▶ _Description of the task_: Please set down every entry below exactly as given.
• • • •
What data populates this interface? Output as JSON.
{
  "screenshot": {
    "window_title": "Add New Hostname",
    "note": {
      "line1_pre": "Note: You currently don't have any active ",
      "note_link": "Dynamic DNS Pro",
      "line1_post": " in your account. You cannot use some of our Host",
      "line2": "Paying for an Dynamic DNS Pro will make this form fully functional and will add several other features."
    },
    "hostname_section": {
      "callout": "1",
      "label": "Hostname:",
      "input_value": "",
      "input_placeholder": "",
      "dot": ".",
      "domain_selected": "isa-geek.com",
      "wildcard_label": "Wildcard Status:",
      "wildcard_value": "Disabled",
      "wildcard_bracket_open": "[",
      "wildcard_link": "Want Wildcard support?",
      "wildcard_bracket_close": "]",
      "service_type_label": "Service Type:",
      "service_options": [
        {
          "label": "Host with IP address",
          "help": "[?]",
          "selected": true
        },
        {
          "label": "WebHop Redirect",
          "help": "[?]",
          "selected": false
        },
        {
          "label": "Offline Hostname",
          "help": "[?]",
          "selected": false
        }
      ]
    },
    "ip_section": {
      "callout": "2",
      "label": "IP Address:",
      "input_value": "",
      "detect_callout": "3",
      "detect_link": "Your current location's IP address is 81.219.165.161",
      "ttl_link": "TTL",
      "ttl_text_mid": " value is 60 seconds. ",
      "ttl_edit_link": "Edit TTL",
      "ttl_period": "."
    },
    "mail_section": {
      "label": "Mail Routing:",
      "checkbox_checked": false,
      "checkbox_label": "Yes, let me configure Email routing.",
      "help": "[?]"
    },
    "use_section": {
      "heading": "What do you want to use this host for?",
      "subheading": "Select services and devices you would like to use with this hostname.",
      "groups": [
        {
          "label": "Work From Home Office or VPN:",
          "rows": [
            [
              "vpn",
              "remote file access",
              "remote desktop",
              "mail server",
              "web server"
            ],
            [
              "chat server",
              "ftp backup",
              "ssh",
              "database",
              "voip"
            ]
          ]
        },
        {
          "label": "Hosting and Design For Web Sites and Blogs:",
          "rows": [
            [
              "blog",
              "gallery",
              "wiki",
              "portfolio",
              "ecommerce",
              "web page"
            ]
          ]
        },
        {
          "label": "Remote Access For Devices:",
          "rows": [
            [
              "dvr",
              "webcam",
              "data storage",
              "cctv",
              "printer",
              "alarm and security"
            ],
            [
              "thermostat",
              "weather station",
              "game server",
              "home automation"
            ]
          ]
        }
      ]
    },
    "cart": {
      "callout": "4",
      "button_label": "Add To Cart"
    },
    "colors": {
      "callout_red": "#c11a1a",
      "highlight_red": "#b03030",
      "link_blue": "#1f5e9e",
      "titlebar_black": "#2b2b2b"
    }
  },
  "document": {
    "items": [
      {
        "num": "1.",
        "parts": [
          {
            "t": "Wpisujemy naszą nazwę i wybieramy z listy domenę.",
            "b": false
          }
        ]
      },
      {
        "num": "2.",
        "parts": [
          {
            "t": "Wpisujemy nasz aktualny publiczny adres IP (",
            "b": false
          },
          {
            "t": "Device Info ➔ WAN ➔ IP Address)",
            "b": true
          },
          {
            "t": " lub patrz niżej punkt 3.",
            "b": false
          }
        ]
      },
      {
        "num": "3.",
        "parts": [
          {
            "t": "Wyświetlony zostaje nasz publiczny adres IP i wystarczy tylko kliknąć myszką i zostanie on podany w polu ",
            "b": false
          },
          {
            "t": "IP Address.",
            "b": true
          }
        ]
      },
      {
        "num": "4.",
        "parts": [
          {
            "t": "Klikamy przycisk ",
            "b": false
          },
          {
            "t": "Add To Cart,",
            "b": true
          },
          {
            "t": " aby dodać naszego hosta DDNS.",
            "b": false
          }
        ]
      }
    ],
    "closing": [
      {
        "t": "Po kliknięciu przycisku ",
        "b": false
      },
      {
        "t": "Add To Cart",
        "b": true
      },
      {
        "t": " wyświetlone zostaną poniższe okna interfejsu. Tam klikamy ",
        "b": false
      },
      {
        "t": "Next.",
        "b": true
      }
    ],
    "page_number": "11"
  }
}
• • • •
▶ _Result for this exercise_:
What data populates this interface? Output as JSON.
{
  "screenshot": {
    "window_title": "Add New Hostname",
    "note": {
      "line1_pre": "Note: You currently don't have any active ",
      "note_link": "Dynamic DNS Pro",
      "line1_post": " in your account. You cannot use some of our Host",
      "line2": "Paying for an Dynamic DNS Pro will make this form fully functional and will add several other features."
    },
    "hostname_section": {
      "callout": "1",
      "label": "Hostname:",
      "input_value": "",
      "input_placeholder": "",
      "dot": ".",
      "domain_selected": "isa-geek.com",
      "wildcard_label": "Wildcard Status:",
      "wildcard_value": "Disabled",
      "wildcard_bracket_open": "[",
      "wildcard_link": "Want Wildcard support?",
      "wildcard_bracket_close": "]",
      "service_type_label": "Service Type:",
      "service_options": [
        {
          "label": "Host with IP address",
          "help": "[?]",
          "selected": true
        },
        {
          "label": "WebHop Redirect",
          "help": "[?]",
          "selected": false
        },
        {
          "label": "Offline Hostname",
          "help": "[?]",
          "selected": false
        }
      ]
    },
    "ip_section": {
      "callout": "2",
      "label": "IP Address:",
      "input_value": "",
      "detect_callout": "3",
      "detect_link": "Your current location's IP address is 81.219.165.161",
      "ttl_link": "TTL",
      "ttl_text_mid": " value is 60 seconds. ",
      "ttl_edit_link": "Edit TTL",
      "ttl_period": "."
    },
    "mail_section": {
      "label": "Mail Routing:",
      "checkbox_checked": false,
      "checkbox_label": "Yes, let me configure Email routing.",
      "help": "[?]"
    },
    "use_section": {
      "heading": "What do you want to use this host for?",
      "subheading": "Select services and devices you would like to use with this hostname.",
      "groups": [
        {
          "label": "Work From Home Office or VPN:",
          "rows": [
            [
              "vpn",
              "remote file access",
              "remote desktop",
              "mail server",
              "web server"
            ],
            [
              "chat server",
              "ftp backup",
              "ssh",
              "database",
              "voip"
            ]
          ]
        },
        {
          "label": "Hosting and Design For Web Sites and Blogs:",
          "rows": [
            [
              "blog",
              "gallery",
              "wiki",
              "portfolio",
              "ecommerce",
              "web page"
            ]
          ]
        },
        {
          "label": "Remote Access For Devices:",
          "rows": [
            [
              "dvr",
              "webcam",
              "data storage",
              "cctv",
              "printer",
              "alarm and security"
            ],
            [
              "thermostat",
              "weather station",
              "game server",
              "home automation"
            ]
          ]
        }
      ]
    },
    "cart": {
      "callout": "4",
      "button_label": "Add To Cart"
    },
    "colors": {
      "callout_red": "#c11a1a",
      "highlight_red": "#b03030",
      "link_blue": "#1f5e9e",
      "titlebar_black": "#2b2b2b"
    }
  },
  "document": {
    "items": [
      {
        "num": "1.",
        "parts": [
          {
            "t": "Wpisujemy naszą nazwę i wybieramy z listy domenę.",
            "b": false
          }
        ]
      },
      {
        "num": "2.",
        "parts": [
          {
            "t": "Wpisujemy nasz aktualny publiczny adres IP (",
            "b": false
          },
          {
            "t": "Device Info ➔ WAN ➔ IP Address)",
            "b": true
          },
          {
            "t": " lub patrz niżej punkt 3.",
            "b": false
          }
        ]
      },
      {
        "num": "3.",
        "parts": [
          {
            "t": "Wyświetlony zostaje nasz publiczny adres IP i wystarczy tylko kliknąć myszką i zostanie on podany w polu ",
            "b": false
          },
          {
            "t": "IP Address.",
            "b": true
          }
        ]
      },
      {
        "num": "4.",
        "parts": [
          {
            "t": "Klikamy przycisk ",
            "b": false
          },
          {
            "t": "Add To Cart,",
            "b": true
          },
          {
            "t": " aby dodać naszego hosta DDNS.",
            "b": false
          }
        ]
      }
    ],
    "closing": [
      {
        "t": "Po kliknięciu przycisku ",
        "b": false
      },
      {
        "t": "Add To Cart",
        "b": true
      },
      {
        "t": " wyświetlone zostaną poniższe okna interfejsu. Tam klikamy ",
        "b": false
      },
      {
        "t": "Next.",
        "b": true
      }
    ],
    "page_number": "11"
  }
}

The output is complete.